Fun fact: When the music in a bar gets 22 percent louder, patrons drink 26 percent faster. But if the crowd itself gets too loud, the owners (unfortunately) can't turn down the volume. Isn't there a better way to handle the babble?
It's Saturday night at a restaurant. The food's fantastic, the service flawless. The conversation? It gets off to a good start, but as the number of guests rises, diners struggle to hear and be heard over the mounting cacophony.
When John Paluska envisioned Comal, his Mexican restaurant in Berkeley, California, he wondered whether he could find a new way to overcome what Zagat Survey says is restaurant-goers' second-most-frequent complaint: noise. Paluska, who managed the band Phish for nearly 20 years, wanted Comal to have a "buzzy" ambience, but he also wanted his guests to be able to hear their friends across the table no matter how many people were in the room.
Paluska turned to Meyer Sound Laboratories, a Berkeley-based loudspeaker company, which created a system that turns the eatery into two zones with adjustable acoustics.
First, using proprietary software, engineers considered the room's size, absorption, and the paths of sound. They then strategically placed sound-dampening fixtures—including original art backed with noise-swallowing materials—to create an acoustically "dry" room with very little reverb.
Finally, engineers installed 28 overhead microphones that sample ambient noise from the room. A digital processor lengthens sounds and minimizes high-pitched noises (such as forks hitting plates), which amplifiers combine with music and send into the room via 95 speakers and subwoofers.
Diners experience a wash of diffuse background sound. Paluska can separately modify the reverb near the bar and in the dining areas to adjust for occupancy levels and create a buzzier or more relaxing vibe.
Meyer Sound will build a similar system for other restaurants, for a price—anywhere from $10,000 to more than $100,000. With so much riding on a diner's auditory experience, that could be a good investment.
A version of this article appeared in the October issue of Popular Science magazine.
When the music in a bar gets 22 percent louder, patrons drink 26 percent faster. But if the crowd itself gets too loud, the owners (unfortunately) can't turn down the volume. Isn't there a better way to handle the babble?

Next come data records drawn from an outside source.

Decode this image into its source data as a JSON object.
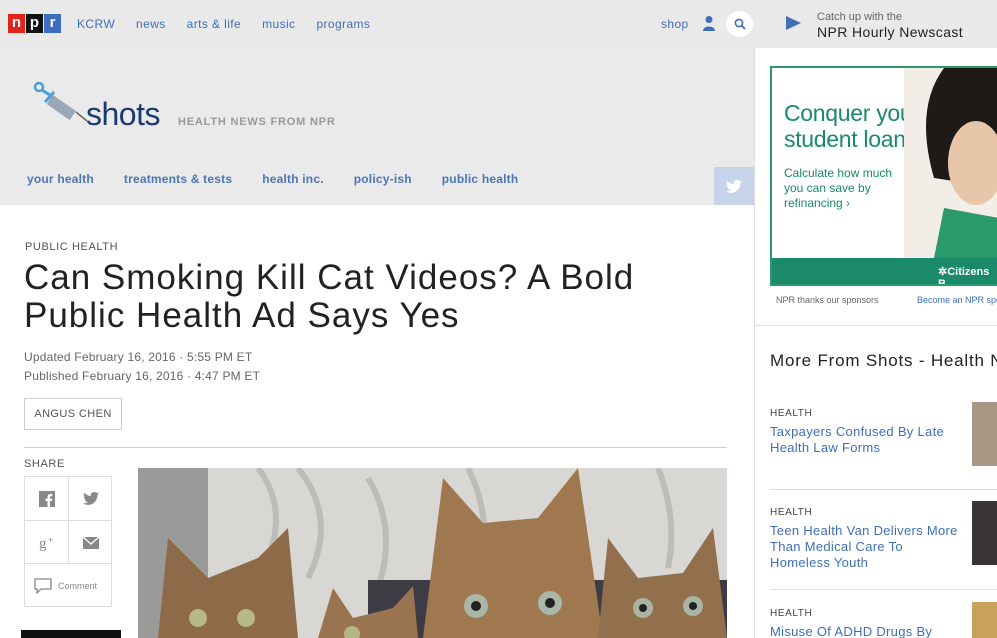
{
  "topnav": {
    "logo": [
      "n",
      "p",
      "r"
    ],
    "links": [
      "KCRW",
      "news",
      "arts & life",
      "music",
      "programs"
    ],
    "shop": "shop",
    "icons": [
      "user-icon",
      "search-icon"
    ]
  },
  "newscast": {
    "label": "Catch up with the",
    "title": "NPR Hourly Newscast",
    "icon": "play-icon"
  },
  "masthead": {
    "logo_text": "shots",
    "tagline": "HEALTH NEWS FROM NPR",
    "nav": [
      "your health",
      "treatments & tests",
      "health inc.",
      "policy-ish",
      "public health"
    ]
  },
  "article": {
    "slug": "PUBLIC HEALTH",
    "headline": "Can Smoking Kill Cat Videos? A Bold Public Health Ad Says Yes",
    "updated": "Updated February 16, 2016 · 5:55 PM ET",
    "published": "Published February 16, 2016 · 4:47 PM ET",
    "author": "ANGUS CHEN",
    "share_label": "SHARE",
    "comment_label": "Comment"
  },
  "ad": {
    "headline": "Conquer your student loans.",
    "sub": "Calculate how much you can save by refinancing ›",
    "brand": "✲Citizens B",
    "thanks": "NPR thanks our sponsors",
    "become": "Become an NPR sponsor"
  },
  "sidebar": {
    "title": "More From Shots - Health News",
    "stories": [
      {
        "tag": "HEALTH",
        "title": "Taxpayers Confused By Late Health Law Forms"
      },
      {
        "tag": "HEALTH",
        "title": "Teen Health Van Delivers More Than Medical Care To Homeless Youth"
      },
      {
        "tag": "HEALTH",
        "title": "Misuse Of ADHD Drugs By"
      }
    ]
  },
  "colors": {
    "npr_red": "#e2231a",
    "npr_blue": "#3c6dbf",
    "link_blue": "#3e6fb6",
    "ad_green": "#1a8a6a"
  }
}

Not an accurate metric unless you include the number of people who cease being patrons at the time, or never go because previously the sound was unpleasantly loud. An ethical problem, in fact, as, apparently, there is no safe dosage of alcohol. and so it goes.